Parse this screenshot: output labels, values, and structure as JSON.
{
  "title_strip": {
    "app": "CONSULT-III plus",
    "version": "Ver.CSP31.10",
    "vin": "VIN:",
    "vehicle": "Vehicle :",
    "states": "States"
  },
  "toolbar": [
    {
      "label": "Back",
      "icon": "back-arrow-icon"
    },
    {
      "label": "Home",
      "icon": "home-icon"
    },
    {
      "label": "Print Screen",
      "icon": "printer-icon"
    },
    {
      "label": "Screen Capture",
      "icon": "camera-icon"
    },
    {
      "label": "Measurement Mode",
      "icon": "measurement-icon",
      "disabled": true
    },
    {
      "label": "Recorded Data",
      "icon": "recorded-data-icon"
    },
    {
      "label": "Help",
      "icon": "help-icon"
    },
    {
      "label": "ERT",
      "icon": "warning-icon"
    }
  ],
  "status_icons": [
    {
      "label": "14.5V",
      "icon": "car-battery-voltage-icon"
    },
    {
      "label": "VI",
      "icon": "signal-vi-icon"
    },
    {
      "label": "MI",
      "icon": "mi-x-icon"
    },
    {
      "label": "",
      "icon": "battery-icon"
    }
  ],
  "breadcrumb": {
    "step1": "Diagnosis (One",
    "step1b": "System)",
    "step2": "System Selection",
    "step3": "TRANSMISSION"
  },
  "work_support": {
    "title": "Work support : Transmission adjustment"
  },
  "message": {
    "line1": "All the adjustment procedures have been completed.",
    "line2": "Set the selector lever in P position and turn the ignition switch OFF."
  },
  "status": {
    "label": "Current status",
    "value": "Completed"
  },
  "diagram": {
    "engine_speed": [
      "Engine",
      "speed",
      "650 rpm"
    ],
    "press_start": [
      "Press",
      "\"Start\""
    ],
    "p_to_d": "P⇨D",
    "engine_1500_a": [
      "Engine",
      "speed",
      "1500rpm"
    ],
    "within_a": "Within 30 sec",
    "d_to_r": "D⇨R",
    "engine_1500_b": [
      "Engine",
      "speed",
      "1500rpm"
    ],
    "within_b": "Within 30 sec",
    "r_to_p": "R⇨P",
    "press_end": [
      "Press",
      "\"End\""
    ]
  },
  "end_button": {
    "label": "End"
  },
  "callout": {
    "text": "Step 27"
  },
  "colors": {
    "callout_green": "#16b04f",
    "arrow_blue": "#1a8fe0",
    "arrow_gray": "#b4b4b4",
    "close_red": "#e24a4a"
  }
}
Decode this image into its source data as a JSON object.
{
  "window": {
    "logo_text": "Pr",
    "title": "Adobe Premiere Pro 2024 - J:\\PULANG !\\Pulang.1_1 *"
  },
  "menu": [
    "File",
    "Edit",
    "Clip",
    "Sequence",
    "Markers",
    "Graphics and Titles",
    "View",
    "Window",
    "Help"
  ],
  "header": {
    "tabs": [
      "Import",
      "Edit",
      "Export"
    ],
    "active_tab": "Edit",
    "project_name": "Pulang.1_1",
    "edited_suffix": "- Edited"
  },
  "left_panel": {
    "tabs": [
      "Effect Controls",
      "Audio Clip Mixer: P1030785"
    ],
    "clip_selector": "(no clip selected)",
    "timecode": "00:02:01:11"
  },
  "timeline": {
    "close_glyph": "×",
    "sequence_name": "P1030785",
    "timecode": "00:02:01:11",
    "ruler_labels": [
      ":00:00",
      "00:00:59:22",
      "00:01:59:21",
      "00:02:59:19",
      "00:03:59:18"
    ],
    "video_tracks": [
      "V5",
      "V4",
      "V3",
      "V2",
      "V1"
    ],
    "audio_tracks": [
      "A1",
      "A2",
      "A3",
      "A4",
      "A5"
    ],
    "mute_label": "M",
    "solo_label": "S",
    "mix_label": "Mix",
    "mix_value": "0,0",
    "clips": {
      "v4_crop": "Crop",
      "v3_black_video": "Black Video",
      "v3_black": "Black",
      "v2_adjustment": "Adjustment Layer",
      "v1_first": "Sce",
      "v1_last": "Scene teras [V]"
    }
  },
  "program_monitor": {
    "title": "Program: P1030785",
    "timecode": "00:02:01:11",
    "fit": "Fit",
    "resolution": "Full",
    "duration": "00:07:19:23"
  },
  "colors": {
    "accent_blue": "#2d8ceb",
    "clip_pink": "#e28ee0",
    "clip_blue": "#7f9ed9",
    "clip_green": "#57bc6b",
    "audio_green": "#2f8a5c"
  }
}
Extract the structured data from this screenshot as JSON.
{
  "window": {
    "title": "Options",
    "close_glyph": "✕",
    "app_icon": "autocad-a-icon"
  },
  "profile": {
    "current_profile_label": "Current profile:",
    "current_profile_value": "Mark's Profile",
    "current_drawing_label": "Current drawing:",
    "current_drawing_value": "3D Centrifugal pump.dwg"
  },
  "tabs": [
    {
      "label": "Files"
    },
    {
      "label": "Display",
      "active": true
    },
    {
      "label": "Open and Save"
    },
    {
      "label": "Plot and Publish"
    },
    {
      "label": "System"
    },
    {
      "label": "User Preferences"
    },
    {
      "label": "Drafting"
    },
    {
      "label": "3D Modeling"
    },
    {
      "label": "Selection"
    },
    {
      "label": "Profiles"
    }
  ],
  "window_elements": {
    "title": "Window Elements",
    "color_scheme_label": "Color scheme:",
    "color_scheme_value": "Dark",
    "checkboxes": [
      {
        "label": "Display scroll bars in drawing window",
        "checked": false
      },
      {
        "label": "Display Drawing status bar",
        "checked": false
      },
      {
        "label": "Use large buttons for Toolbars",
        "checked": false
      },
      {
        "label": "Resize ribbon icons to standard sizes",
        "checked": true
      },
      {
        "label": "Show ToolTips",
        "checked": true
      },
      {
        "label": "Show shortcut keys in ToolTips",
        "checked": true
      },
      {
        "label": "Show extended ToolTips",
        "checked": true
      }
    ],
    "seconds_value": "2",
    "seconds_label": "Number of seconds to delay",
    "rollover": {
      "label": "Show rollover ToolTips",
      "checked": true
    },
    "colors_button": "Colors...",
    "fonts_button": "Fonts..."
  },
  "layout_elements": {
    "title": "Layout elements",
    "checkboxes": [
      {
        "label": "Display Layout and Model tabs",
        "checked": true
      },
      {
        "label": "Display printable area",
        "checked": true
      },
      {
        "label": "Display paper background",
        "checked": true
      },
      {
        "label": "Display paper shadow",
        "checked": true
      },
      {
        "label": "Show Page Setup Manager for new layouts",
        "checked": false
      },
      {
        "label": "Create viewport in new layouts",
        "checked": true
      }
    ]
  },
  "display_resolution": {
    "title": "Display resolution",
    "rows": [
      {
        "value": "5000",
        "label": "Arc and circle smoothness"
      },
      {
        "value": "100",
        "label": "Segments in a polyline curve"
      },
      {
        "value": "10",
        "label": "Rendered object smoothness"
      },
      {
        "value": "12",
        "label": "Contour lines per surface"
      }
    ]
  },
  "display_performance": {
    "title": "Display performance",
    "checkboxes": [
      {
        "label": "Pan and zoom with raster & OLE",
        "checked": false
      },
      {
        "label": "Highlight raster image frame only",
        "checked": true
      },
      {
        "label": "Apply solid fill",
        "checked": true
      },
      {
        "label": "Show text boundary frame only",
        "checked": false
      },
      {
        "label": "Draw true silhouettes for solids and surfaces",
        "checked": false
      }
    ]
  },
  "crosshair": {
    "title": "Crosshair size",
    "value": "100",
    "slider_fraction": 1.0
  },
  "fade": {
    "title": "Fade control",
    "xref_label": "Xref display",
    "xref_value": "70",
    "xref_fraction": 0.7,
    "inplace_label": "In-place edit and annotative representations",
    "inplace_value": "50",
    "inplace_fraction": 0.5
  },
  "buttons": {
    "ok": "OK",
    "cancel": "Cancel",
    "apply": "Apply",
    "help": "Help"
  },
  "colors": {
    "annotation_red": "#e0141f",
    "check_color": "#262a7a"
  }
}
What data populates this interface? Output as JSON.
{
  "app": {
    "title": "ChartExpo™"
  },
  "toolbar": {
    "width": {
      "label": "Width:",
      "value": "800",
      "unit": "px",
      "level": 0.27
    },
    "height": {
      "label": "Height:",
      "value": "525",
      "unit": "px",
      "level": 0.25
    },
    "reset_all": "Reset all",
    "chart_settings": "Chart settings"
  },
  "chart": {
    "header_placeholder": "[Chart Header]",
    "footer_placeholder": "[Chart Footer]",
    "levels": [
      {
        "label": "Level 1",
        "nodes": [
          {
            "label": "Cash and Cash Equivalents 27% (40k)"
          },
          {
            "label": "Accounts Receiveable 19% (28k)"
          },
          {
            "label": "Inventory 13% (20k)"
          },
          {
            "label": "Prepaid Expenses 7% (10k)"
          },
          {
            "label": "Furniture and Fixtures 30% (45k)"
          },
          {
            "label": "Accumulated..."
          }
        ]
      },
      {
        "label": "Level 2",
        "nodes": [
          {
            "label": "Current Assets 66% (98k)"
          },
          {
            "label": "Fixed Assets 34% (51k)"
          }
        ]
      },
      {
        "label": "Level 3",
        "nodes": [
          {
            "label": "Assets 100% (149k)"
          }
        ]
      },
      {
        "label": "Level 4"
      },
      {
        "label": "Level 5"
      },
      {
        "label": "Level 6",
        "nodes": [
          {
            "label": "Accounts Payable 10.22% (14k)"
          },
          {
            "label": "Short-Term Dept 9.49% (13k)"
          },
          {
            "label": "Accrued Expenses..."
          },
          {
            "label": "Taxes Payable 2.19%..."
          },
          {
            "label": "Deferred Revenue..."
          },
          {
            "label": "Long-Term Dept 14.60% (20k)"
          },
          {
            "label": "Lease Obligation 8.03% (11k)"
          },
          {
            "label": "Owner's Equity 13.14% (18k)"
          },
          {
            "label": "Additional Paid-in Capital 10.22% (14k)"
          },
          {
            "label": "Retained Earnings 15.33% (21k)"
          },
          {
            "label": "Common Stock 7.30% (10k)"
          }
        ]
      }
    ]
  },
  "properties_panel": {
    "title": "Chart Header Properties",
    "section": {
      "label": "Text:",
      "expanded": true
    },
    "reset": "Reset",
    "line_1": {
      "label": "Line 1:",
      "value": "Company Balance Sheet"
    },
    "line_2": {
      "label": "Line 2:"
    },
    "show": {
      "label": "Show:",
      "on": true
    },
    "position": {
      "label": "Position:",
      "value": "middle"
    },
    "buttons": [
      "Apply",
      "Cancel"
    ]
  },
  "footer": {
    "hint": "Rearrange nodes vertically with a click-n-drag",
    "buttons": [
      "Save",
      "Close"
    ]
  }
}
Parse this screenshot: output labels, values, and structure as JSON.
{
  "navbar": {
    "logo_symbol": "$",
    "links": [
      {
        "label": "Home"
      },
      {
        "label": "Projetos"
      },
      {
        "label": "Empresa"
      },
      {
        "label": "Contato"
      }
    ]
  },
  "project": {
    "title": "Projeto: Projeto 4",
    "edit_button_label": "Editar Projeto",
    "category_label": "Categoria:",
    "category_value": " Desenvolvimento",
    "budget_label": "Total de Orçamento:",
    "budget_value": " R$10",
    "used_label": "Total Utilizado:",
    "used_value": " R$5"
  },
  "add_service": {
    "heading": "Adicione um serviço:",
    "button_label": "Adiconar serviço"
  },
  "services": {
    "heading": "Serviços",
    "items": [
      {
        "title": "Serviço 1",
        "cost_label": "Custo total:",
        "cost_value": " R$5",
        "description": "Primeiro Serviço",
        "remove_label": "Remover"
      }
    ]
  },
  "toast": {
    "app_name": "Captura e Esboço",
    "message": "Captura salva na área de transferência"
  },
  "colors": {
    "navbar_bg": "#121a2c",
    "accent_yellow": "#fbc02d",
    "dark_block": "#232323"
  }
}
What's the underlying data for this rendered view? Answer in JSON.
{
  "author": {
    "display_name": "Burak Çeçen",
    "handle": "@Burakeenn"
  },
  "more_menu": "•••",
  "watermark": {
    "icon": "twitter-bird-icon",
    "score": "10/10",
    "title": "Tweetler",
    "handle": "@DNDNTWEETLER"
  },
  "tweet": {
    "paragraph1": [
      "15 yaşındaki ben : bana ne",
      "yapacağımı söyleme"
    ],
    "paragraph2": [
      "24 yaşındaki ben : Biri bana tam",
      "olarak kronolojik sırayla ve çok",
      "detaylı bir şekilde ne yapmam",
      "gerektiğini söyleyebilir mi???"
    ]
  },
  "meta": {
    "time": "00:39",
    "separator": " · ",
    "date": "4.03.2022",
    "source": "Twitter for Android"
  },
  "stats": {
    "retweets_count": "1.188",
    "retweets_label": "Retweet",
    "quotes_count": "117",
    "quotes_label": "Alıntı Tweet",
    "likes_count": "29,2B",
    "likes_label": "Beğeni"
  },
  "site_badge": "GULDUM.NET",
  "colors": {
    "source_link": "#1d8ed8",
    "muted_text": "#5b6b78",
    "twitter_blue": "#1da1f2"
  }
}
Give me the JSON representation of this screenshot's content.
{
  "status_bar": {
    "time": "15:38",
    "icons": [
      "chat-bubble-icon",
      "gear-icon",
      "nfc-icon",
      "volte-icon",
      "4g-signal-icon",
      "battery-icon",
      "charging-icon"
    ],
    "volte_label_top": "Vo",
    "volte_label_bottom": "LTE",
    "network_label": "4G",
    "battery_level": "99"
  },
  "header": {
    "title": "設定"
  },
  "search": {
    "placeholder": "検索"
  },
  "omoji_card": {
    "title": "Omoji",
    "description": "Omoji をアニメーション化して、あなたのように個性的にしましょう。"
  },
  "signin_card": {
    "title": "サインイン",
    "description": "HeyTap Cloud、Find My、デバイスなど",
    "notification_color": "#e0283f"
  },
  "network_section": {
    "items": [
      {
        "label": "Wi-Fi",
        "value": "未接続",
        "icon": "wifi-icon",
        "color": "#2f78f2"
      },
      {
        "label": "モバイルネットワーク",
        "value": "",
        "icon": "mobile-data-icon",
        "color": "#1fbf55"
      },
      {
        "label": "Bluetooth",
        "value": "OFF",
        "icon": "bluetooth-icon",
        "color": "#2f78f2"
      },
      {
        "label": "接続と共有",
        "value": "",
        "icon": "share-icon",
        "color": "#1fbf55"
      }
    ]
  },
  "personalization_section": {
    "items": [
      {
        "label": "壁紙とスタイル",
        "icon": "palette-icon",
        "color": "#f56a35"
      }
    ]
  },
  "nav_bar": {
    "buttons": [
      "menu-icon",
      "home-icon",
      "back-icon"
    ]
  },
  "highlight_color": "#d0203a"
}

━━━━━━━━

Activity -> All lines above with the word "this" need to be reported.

Finished task ->
Parse this screenshot: output labels, values, and structure as JSON.
Decode this image into its source data as a JSON object.
Extract the structured data from this screenshot as JSON.
What data populates this interface? Output as JSON.
Parse this screenshot: output labels, values, and structure as JSON.
What's the underlying data for this rendered view? Answer in JSON.
Give me the JSON representation of this screenshot's content.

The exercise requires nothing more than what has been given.